Talk Security: Flash, Ghost, Anthem and Previewing SAS

In this talk security podcast, Chris Brook and Brian Donohue discuss the upcoming Security Analyst Summit, Flash zero days, the Ghost vulnerability and the Anthem breach.

It’s the beginning of February and we’ve already seen three Adobe Flash zero days, an Internet wide-vulnerability in Linux and our first massive data breach of Anthem Inc., an enormous healthcare provider. Threatpost’s Brian Donohue and Chris Brook discuss these headlines and preview Kaspersky Lab’s Security Analyst Summit, set to kick off next week in Cancun, Mexico.

Talk Security Podcast: theSAS2015, Ghost vulnerability, Flash 0day, Anthem breach

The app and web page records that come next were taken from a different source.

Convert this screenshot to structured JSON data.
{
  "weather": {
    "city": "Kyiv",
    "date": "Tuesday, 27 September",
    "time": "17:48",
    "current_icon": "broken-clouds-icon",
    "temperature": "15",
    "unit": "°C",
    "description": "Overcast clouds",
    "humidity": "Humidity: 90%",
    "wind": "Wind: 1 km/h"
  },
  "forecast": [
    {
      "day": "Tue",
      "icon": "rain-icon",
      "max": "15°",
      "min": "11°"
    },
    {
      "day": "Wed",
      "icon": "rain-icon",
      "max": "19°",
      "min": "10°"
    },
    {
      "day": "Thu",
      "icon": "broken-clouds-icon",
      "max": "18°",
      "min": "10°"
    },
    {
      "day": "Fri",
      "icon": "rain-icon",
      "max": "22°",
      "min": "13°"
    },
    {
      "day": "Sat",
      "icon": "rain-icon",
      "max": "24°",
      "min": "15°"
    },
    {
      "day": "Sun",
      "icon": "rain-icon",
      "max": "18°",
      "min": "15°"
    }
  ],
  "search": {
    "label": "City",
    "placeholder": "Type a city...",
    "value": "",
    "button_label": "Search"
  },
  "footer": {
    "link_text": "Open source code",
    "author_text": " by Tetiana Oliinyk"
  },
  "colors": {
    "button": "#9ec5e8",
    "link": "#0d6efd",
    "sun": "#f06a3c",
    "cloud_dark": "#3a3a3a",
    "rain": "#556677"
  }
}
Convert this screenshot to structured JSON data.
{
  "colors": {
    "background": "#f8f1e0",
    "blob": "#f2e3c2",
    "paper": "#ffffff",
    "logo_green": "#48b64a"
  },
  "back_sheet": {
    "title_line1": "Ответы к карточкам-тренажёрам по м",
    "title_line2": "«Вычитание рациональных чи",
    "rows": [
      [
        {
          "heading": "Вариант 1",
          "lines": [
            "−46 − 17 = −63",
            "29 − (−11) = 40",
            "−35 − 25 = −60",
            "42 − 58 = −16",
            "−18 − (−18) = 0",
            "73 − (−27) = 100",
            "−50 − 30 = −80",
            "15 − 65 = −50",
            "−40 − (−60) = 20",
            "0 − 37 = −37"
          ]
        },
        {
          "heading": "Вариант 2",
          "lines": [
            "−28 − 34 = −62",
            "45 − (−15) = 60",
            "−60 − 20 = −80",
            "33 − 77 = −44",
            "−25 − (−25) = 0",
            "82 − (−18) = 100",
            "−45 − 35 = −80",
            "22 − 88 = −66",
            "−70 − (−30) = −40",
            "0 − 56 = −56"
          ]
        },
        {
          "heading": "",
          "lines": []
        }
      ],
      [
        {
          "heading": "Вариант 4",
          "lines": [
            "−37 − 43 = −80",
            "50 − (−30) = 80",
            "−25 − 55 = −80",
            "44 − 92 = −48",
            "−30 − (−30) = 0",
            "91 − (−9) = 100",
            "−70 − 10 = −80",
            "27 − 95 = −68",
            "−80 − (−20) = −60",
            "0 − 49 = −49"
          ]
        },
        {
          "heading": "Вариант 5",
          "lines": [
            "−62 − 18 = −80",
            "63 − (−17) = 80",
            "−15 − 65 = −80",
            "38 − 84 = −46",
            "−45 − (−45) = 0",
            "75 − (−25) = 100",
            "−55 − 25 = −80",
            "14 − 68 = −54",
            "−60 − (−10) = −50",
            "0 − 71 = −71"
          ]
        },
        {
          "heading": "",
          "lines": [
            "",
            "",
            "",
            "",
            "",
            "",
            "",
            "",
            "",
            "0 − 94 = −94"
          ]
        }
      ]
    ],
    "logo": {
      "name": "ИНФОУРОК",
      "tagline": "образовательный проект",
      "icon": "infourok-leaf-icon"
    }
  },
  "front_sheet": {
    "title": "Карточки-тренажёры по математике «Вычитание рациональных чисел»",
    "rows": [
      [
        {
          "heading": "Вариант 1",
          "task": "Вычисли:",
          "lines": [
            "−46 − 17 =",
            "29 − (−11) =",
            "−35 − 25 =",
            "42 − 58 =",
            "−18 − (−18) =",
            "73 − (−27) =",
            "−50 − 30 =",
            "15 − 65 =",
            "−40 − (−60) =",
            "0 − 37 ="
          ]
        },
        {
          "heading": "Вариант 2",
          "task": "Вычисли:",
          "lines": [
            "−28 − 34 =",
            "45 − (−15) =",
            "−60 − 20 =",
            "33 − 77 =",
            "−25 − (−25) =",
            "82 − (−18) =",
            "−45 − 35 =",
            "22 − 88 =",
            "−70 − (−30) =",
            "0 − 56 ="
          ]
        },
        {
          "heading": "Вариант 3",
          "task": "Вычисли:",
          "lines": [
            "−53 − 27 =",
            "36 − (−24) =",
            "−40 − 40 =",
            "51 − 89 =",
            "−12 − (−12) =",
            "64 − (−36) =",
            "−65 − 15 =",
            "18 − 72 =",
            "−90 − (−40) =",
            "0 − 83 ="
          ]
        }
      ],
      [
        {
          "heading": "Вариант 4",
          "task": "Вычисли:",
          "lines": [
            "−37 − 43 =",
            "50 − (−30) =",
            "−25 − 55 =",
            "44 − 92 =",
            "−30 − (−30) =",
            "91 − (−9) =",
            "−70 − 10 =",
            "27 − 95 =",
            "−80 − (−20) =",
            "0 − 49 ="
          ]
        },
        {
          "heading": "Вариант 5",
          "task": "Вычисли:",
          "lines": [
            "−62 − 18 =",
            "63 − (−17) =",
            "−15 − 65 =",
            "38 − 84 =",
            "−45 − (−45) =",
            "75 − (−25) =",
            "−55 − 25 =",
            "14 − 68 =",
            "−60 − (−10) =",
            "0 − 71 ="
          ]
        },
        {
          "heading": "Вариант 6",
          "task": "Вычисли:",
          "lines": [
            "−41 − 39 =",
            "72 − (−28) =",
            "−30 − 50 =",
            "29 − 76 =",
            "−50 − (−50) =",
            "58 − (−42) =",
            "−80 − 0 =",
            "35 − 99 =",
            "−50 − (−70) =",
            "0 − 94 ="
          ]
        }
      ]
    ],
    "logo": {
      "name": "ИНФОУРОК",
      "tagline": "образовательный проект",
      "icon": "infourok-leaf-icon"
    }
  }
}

It started out as a tale of two Flash zero days, one emerged in the Angler exploit kit, while Adobe rushed to fix a second that was already being exploited in the wild. Then, within ten days of the first two zero days, a third serious Flash vulnerability emerged, which was also incorporated quickly into the Angler exploit kit, leading some to suggest that the crew behind Angler may have also been the first to discover the Flash bugs.

Another Internet-wide bug emerged as well. Similar to Heartbleed and the Bashbug, albeit not as serious, the Glibc vulnerability in Linux systems, known as Ghost, posed a serious threat not only to the various Linux distributions like Ubuntu and Red Hat but also to software packages, applications and websites operating through Linux based systems. Affected systems are at risk of being exploited in distributed denial of service attacks and the Ghost bug could also give attackers the ability to run arbitrary code, installing malware on unpatched systems and ultimately stealing data.

Then there was the Anthem Inc. mega data breach. Anthem is the largest of BlueCross BlueShield’s affiliates, with some 69 million customers and $62 billion in revenue in 2012. Breached data is said to include Social Security numbers, birth dates, names, employment and income data and other personal information, though there no evidence that credit card or medical information was compromised.

Stay tuned for a bevy of content, including news stories and podcasts from the Security Analyst Summit next week.